I think one change I’d have like to have seen is for the date window frame to have rounded edges like the original, and for the window itself to have bevelled edges. It’s an extra detail that would have really lifted the design of the watch in my opinion.
The hands are fairly similar to the originals, but all are polished instead of the second hand being white. I think this would have added another flourish of detail to the design, but the hands are well executed despite this, and easy to read.
The watch is powered by the well-regarded Miyota 9015 automatic movement, a firm favourite amongst watch enthusiasts and micro-brands alike. It’s not hard to see why. The twenty-four jewelled movement is slim, thus keeping the case thickness down, has hand winding and hacking seconds features and has a beat rate of 28,800 vibrations per hour which gives the seconds hand a very smooth sweep. Coupled with Miyota’s trusted reputation for quality it’s a winner of a movement. For those interested, the last time I checked mine was running at about +3 seconds per day, which is damn good for an unregulated movement.

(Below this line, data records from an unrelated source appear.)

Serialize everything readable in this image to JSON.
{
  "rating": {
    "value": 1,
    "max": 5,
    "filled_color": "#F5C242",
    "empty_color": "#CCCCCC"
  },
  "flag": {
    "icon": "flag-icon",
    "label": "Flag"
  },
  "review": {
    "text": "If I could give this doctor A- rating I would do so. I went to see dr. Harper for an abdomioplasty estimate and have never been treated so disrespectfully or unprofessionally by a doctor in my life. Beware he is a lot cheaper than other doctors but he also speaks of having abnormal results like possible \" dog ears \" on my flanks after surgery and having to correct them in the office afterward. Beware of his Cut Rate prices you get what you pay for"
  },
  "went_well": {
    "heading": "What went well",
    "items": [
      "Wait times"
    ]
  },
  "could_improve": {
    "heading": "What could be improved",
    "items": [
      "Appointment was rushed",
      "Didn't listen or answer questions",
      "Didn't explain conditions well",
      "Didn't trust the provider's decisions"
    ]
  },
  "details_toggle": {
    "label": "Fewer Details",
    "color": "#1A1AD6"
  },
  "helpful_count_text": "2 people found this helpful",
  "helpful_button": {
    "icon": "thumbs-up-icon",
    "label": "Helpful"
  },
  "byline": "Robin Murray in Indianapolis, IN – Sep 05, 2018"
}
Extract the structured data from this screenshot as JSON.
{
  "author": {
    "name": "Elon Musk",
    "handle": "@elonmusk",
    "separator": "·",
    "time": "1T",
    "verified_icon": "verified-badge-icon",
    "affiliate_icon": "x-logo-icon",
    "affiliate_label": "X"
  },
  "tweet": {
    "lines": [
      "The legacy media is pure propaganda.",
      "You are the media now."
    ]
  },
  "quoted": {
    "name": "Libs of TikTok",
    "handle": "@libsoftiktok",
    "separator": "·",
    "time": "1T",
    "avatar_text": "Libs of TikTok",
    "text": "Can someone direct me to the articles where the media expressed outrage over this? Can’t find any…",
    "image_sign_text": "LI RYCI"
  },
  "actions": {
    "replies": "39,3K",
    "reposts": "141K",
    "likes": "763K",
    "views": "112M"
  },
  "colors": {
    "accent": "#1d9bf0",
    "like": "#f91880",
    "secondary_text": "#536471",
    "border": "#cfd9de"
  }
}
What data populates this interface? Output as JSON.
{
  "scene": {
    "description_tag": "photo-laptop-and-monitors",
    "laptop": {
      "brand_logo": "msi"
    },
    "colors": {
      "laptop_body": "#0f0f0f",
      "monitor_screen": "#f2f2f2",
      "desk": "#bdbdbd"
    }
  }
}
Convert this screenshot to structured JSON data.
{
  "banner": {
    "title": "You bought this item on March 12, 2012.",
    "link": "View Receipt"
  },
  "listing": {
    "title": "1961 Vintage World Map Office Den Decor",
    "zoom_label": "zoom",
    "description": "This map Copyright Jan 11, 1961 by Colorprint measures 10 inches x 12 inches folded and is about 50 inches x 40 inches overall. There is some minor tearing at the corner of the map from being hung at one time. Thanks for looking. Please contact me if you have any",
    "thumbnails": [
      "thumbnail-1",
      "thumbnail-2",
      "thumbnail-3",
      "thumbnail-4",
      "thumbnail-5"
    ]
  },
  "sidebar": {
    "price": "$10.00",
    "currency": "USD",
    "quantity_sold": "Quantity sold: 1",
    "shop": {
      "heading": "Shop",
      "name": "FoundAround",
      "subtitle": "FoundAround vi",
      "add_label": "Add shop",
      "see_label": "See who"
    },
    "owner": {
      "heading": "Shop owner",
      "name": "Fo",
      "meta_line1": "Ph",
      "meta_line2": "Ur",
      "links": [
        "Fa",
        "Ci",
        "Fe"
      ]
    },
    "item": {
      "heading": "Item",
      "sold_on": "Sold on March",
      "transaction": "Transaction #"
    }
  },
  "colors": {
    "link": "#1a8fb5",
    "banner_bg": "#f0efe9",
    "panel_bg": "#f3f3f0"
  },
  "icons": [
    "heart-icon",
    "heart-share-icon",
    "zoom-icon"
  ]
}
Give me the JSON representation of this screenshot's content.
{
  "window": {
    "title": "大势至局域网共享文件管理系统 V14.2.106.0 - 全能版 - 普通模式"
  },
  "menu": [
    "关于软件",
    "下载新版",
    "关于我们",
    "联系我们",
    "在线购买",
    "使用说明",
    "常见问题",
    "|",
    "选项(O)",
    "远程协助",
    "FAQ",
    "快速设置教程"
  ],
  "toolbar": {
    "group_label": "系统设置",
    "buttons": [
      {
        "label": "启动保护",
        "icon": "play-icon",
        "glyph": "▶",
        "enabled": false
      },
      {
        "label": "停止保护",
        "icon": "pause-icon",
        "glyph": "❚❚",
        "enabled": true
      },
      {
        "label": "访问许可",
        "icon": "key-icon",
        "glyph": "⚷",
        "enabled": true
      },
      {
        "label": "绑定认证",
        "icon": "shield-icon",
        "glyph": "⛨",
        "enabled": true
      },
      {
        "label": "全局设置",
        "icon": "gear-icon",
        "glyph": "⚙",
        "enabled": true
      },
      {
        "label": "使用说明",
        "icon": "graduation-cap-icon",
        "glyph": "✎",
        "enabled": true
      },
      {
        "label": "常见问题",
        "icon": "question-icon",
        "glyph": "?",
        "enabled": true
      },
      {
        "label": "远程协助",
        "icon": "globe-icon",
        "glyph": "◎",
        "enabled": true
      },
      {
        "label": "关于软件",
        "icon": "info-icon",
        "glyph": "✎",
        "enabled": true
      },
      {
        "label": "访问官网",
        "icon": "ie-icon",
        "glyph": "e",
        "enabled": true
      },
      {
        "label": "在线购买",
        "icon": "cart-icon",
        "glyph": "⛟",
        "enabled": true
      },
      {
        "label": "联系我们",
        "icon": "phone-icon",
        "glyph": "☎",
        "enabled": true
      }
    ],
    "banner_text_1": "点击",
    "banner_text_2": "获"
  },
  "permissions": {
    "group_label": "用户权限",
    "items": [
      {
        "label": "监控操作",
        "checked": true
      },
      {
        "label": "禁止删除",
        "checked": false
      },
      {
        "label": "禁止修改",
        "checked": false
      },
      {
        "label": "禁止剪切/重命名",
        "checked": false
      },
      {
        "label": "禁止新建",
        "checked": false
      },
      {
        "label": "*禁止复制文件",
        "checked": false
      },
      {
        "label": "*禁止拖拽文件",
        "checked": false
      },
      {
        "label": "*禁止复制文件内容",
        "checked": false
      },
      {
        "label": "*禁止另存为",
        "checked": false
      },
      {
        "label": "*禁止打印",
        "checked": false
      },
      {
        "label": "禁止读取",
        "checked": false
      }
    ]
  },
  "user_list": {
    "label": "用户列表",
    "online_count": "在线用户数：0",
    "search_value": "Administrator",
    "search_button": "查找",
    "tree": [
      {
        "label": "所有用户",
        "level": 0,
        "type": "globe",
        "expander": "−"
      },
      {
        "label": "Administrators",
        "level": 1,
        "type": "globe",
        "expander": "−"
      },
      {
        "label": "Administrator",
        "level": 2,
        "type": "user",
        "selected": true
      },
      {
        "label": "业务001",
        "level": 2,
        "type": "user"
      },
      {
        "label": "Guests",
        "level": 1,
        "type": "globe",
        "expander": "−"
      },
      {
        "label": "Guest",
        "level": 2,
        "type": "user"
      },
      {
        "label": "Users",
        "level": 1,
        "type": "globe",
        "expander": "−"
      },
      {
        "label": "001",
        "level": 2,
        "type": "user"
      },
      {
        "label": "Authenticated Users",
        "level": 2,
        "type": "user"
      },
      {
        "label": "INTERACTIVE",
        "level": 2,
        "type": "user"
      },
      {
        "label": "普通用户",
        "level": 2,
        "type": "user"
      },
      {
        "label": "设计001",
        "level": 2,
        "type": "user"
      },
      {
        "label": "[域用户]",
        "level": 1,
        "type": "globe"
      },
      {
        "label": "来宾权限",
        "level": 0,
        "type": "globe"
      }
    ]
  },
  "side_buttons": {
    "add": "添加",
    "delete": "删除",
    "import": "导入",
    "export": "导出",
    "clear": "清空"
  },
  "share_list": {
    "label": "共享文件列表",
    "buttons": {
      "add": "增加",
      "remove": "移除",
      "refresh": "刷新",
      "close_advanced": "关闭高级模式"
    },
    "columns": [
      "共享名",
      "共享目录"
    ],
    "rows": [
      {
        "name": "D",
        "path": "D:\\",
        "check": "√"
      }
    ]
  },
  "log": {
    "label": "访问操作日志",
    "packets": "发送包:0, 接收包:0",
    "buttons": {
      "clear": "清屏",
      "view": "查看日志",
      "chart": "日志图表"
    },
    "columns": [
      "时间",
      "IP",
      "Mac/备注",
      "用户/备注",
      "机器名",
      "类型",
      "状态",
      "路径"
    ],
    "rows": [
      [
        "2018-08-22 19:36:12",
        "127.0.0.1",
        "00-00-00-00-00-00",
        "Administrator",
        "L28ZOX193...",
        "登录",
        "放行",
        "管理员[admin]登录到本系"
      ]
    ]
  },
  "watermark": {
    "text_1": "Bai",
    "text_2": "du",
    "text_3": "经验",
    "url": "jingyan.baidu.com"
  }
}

The Estoril came with a five-striped black/blue and grey NATO strap. I believe Maria who runs Borealis explained on their forum that this was a decision made to keep costs down, as it would have meant designing a new bracelet to fit onto the case. That said, with the latest limited run for the Divers Watches Facebook Group Borealis now offer a steel bracelet you can buy separately. Also, many owners of the first Estoril have found good aftermarket bracelets from third parties.
Personally I like NATO straps, and I think that the original NATO supplied is of reasonable quality. On the one hand, the nylon is nice and thick and doesn’t move or slip when you are wearing the watch. Plus the brushed metal keepers and buckle are nice and thick with one engraved “Borealis.” However I found that if anything, it is too thick. The weave isn’t tight enough, so the edges of the strap aren’t clean lines, and it frays quite easily at the strap holes. It’s actually so thick that it is a struggle to undo it from the keepers. On the flip side it means if you’re using it as a tool watch, it’s not going anywhere! Plus the lugs are drilled (a nice touch) for those who want to change the strap over. These days I wear it on a blue Phenomenato strap, which is a perfect colour match and an amazing quality strap. (Review to follow!)
Pricing-wise you can pick up an Estoril for between £350-400 on Ebay. That makes this a bargain when it comes to bang for your buck, though as I a fan of the Estoril I may be a tiny bit biased. (Just a bit.) Sure, it’s not the Omega, and some may criticise the fact that it isn’t an original design. However, given the prices of SM300’s and their age, I don’t think anybody can be blamed for liking the Estoril, especially when it nails the looks of the Omega. Furthermore, taking into account the quality of the craftsmanship, the materials used, and the overall look and specs of the watch, I think any critic will be fighting a losing battle by not admitting that it represents excellent value for money. For a 300m WR automatic diver that’s under £500 you simply can’t ask for more, and I think Borealis have done well to produce watch that in my opinion can stand up against more expensive competition.
Long story short, unless you want to be really, really nitpicky (or just a buzzkill) the Estoril’s is a quality timepiece that looks every bit as good as the watch it is based on.
If you’d like to check out Borealis’ current selection of watches, you can visit their website here.